For many years, it has been known that China uses execution vans, kind of like specially outfitted ambulances, to more efficiently carry out its exceedingly large number of executions.

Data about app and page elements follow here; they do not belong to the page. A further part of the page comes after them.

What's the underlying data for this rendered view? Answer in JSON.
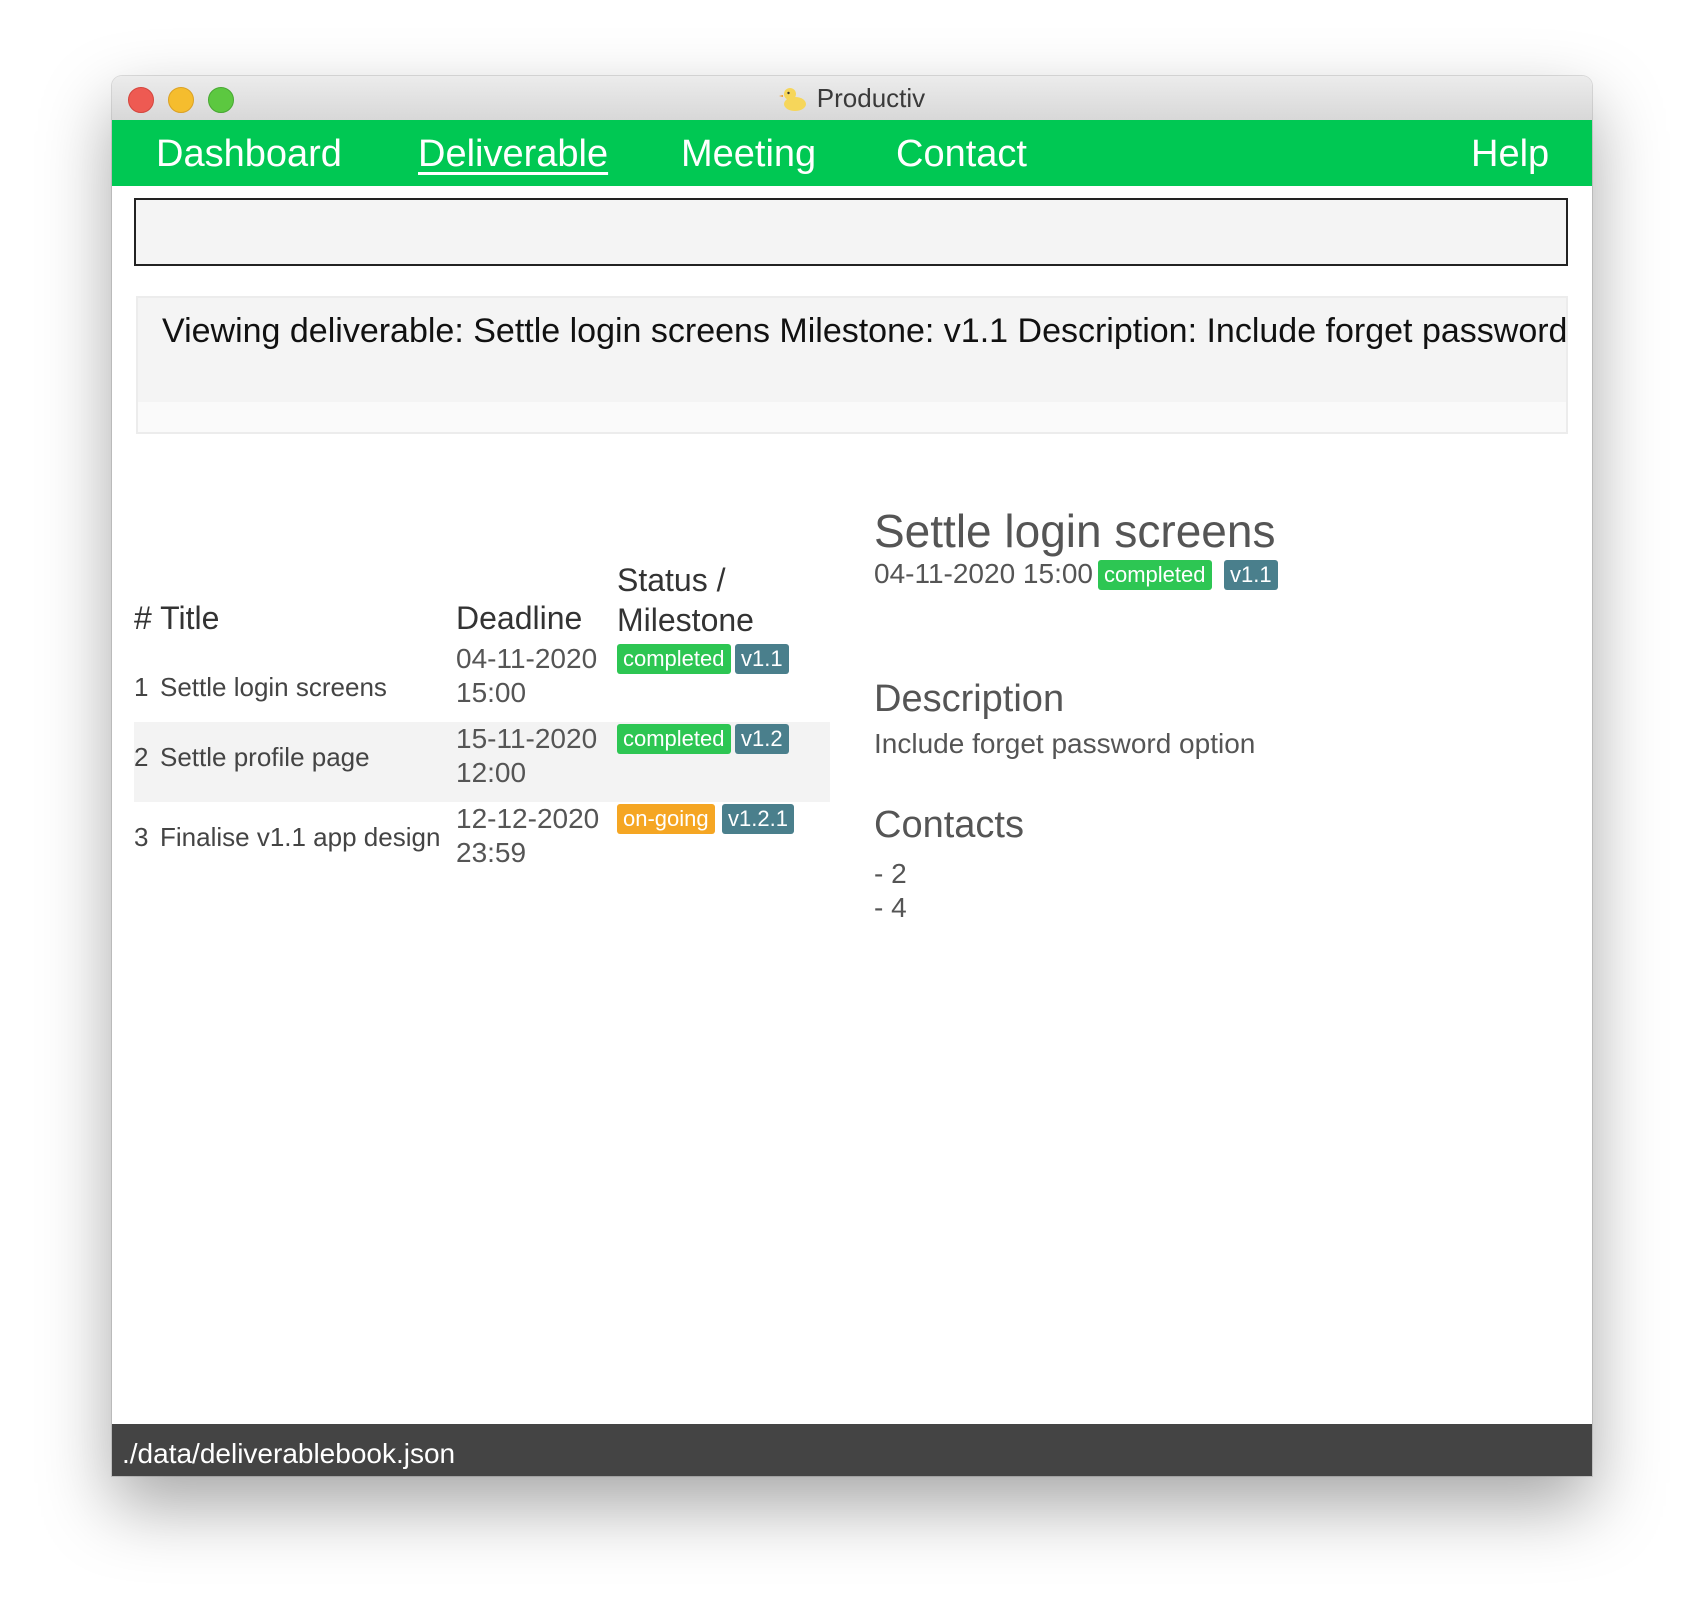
{
  "window": {
    "title": "Productiv",
    "app_icon": "duck-icon"
  },
  "menu": {
    "dashboard": "Dashboard",
    "deliverable": "Deliverable",
    "meeting": "Meeting",
    "contact": "Contact",
    "help": "Help",
    "active": "Deliverable"
  },
  "command": {
    "value": "",
    "placeholder": ""
  },
  "result": {
    "text": "Viewing deliverable: Settle login screens Milestone: v1.1 Description: Include forget password option"
  },
  "list": {
    "headers": {
      "index_title": "# Title",
      "deadline": "Deadline",
      "status_line1": "Status /",
      "status_line2": "Milestone"
    },
    "rows": [
      {
        "index": "1",
        "title": "Settle login screens",
        "date": "04-11-2020",
        "time": "15:00",
        "status": "completed",
        "milestone": "v1.1"
      },
      {
        "index": "2",
        "title": "Settle profile page",
        "date": "15-11-2020",
        "time": "12:00",
        "status": "completed",
        "milestone": "v1.2"
      },
      {
        "index": "3",
        "title": "Finalise v1.1 app design",
        "date": "12-12-2020",
        "time": "23:59",
        "status": "on-going",
        "milestone": "v1.2.1"
      }
    ]
  },
  "detail": {
    "title": "Settle login screens",
    "deadline": "04-11-2020 15:00",
    "status": "completed",
    "milestone": "v1.1",
    "description_heading": "Description",
    "description": "Include forget password option",
    "contacts_heading": "Contacts",
    "contacts": [
      "- 2",
      "- 4"
    ]
  },
  "status_bar": {
    "path": "./data/deliverablebook.json"
  },
  "colors": {
    "menu_bg": "#00c853",
    "status_completed": "#2dc653",
    "status_ongoing": "#f5a623",
    "milestone": "#4a7f8c",
    "status_bar_bg": "#444444"
  }
}
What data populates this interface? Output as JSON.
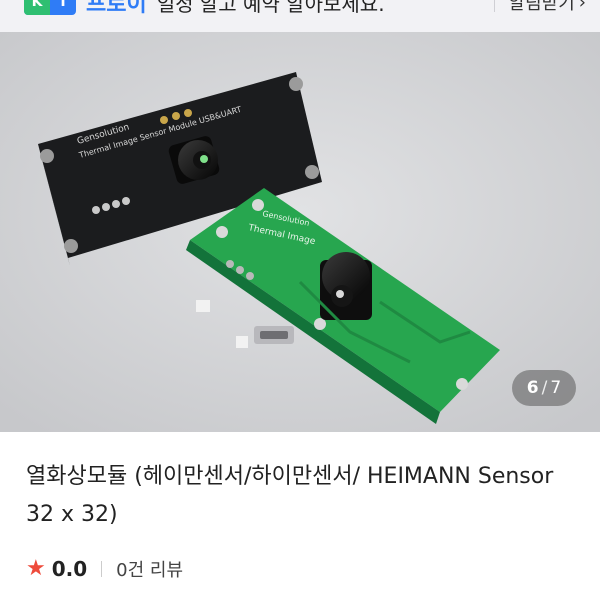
{
  "banner": {
    "badge_left": "K",
    "badge_right": "T",
    "brand": "프로이",
    "text": "일정 알고 예약 알아보세요.",
    "link_label": "알림받기",
    "link_chevron": "›"
  },
  "gallery": {
    "current": "6",
    "total": "7",
    "boards": {
      "black_board_text_logo": "Gensolution",
      "black_board_text_line": "Thermal Image Sensor Module USB&UART",
      "green_board_text_logo": "Gensolution",
      "green_board_text_line": "Thermal Image"
    },
    "colors": {
      "background": "#d5d6d8",
      "black_pcb": "#1b1c1e",
      "green_pcb": "#27a64f"
    }
  },
  "product": {
    "title": "열화상모듈 (헤이만센서/하이만센서/ HEIMANN Sensor 32 x 32)",
    "rating": "0.0",
    "review_count": "0건 리뷰",
    "star_icon": "★",
    "star_color": "#ee4b3b"
  }
}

The method of killing in these vans is lethal injection, which has been slowly but surely replacing the firing squad as China’s preferred means of execution, and both lethal injection and the vans are believed to facilitate the widespread practice of harvesting organs of the executed prisoners, an unbelievably appalling practice.
In October 2006, Sky News did a compelling video report – China’s Execution Buses – on the death penalty in China, including a discussion of the vans and organ harvesting, as well as cases of innocence, and the plight of death penalty defense lawyer Gao Zhisheng who has been harassed and detained since at least 2006, and who was once again detained on February 4 of this year.
In the months leading up to the Olympics, there were a number of hints and statements that reforms in China’s death penalty were being seriously considered, including a declaration from the Chinese Medical Association “not to transplant organs from prisoners or others in custody, except into members of their immediate families.” This statement was noted in an Amnesty International report two weeks prior to the Beijing Olympics Opening Ceremonies, but the report went on to caution that “… Ministry of Health officials have reportedly stated that prisoners will remain a source of organs for five more years as execution-related transplantation winds down.”
Of course, the Olympics are over now, and the execution vans are apparently still providing “slow but steady business” for Jinguan Auto.